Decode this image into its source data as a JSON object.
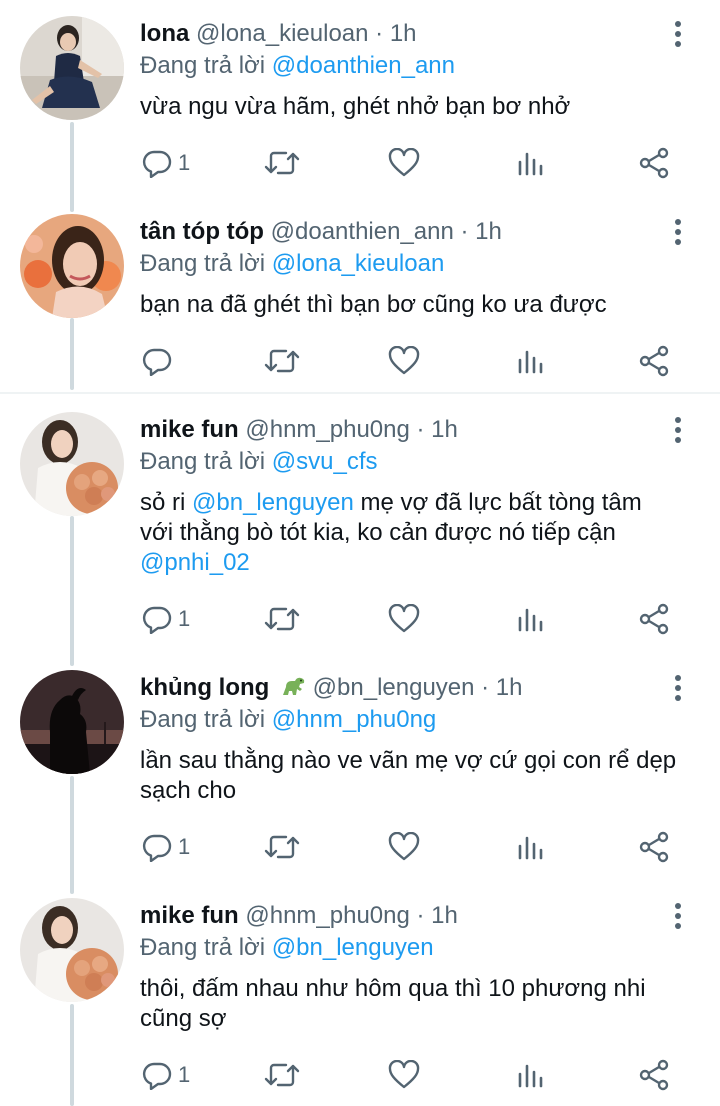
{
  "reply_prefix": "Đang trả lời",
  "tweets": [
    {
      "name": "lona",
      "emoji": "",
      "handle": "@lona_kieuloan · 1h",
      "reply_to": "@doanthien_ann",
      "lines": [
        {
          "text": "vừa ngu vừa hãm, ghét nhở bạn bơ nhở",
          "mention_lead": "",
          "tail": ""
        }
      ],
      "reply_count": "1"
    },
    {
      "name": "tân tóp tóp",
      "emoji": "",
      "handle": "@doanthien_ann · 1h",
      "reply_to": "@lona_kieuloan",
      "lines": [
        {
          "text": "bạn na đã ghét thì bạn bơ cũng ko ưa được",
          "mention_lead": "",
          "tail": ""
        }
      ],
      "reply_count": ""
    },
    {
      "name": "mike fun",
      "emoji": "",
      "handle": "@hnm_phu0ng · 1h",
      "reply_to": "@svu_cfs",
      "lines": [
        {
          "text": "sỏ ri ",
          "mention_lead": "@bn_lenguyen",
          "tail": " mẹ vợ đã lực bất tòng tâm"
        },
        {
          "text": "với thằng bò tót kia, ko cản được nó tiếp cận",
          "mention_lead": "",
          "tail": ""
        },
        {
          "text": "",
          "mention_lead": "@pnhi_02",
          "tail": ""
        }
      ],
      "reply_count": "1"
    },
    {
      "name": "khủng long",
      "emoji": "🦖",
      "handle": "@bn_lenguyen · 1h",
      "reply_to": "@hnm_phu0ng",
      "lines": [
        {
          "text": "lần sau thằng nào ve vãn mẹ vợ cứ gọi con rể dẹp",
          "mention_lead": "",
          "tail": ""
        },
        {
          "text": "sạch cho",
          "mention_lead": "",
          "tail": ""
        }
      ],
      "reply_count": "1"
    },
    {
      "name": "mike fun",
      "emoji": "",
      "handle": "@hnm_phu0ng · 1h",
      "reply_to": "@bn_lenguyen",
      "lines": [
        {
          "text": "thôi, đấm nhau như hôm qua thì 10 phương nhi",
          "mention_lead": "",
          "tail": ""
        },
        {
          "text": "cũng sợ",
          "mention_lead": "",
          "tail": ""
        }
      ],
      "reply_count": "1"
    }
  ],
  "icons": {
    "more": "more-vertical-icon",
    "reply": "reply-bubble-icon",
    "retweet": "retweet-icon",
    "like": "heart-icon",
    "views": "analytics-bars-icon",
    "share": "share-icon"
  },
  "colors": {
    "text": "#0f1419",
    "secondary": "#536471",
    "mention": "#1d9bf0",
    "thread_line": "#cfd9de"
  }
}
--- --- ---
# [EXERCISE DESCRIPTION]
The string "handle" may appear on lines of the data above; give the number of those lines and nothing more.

# [ANSWER BOX]
5